Some of the systems used by the Federal Housing Administration’s single-family insurance program are vulnerable to security breaches, an investigation by the agency’s watchdog uncovered recently.

Details on the nature of the “vulnerabilities” are limited at this point; the Office of the Inspector General for the Department of Housing and Urban Development chose not to share the full results of its investigation with the public.

The only mention is a short description of the investigation and its methods posted on the OIG website.

Specifically, the HUD-OIG stated in the brief recap of its investigation that it “reviewed the general and application controls over the FHA’s Single Family Insurance System and Single Family Insurance Claims Subsystem as part of the internal control assessments required for the fiscal year 2015 financial statement audit under the Chief Financial Officer’s Act of 1990.”

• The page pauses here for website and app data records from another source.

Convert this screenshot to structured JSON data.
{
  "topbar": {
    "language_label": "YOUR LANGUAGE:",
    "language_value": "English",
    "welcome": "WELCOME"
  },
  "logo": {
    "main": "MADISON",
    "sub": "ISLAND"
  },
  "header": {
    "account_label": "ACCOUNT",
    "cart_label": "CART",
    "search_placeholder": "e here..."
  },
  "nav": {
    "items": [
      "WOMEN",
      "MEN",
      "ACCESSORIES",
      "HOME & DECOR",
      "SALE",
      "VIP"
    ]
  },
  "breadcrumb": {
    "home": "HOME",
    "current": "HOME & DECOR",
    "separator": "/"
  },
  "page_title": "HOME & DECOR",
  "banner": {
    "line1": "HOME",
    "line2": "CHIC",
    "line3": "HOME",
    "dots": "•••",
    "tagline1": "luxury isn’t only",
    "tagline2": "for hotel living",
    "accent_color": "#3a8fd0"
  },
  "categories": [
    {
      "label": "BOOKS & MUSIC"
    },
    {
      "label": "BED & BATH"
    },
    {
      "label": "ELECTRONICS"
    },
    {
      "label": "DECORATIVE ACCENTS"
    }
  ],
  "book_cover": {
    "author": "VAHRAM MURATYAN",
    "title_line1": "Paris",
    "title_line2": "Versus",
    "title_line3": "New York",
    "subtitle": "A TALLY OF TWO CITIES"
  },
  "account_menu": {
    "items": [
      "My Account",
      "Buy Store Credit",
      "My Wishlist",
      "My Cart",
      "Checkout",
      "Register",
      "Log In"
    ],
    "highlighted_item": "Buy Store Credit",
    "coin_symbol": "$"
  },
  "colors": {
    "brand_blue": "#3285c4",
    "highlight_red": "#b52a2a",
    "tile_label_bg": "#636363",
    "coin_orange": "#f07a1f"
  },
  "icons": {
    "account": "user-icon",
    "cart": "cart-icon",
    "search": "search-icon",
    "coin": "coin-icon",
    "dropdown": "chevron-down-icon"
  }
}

The OIG said that the objective of this review was to “assess the general and application controls over SFIS and Claims for compliance with HUD information technology policies and Federal information system security and financial management requirements.”

Normally, the OIG would publish the results of its investigation, as it has done in the past.

But in this case, the OIG did not publish a report based on its investigation. The reason given as part of the recap? “The OIG has determined that the contents of this audit report would not be appropriate for public disclosure and has therefore limited its distribution to those officials listed on the report distribution list.”

When asked for more information on the reasoning behind not disclosing its report, a representative from the OIG said that the results of the investigation revealed some possible security issues and that disclosing the nature of those issues could potentially lead to a security breach.

“On occasion, when we audit information systems we detect vulnerabilities,” a HUD-OIG spokesperson told HousingWire. “Knowledge of these vulnerabilities could be used to circumnavigate security protocols in place to safeguard the system. This is such an audit.”

According to the OIG spokesperson, the practice of not publicly disclosing “sensitive information of this nature” is allowed and conducted in accordance with general government accounting practices recognized by the Government Accounting Office.

The spokesperson also noted that the full audit was delivered to HUD with the OIG’s corresponding recommendations for remedying the issues.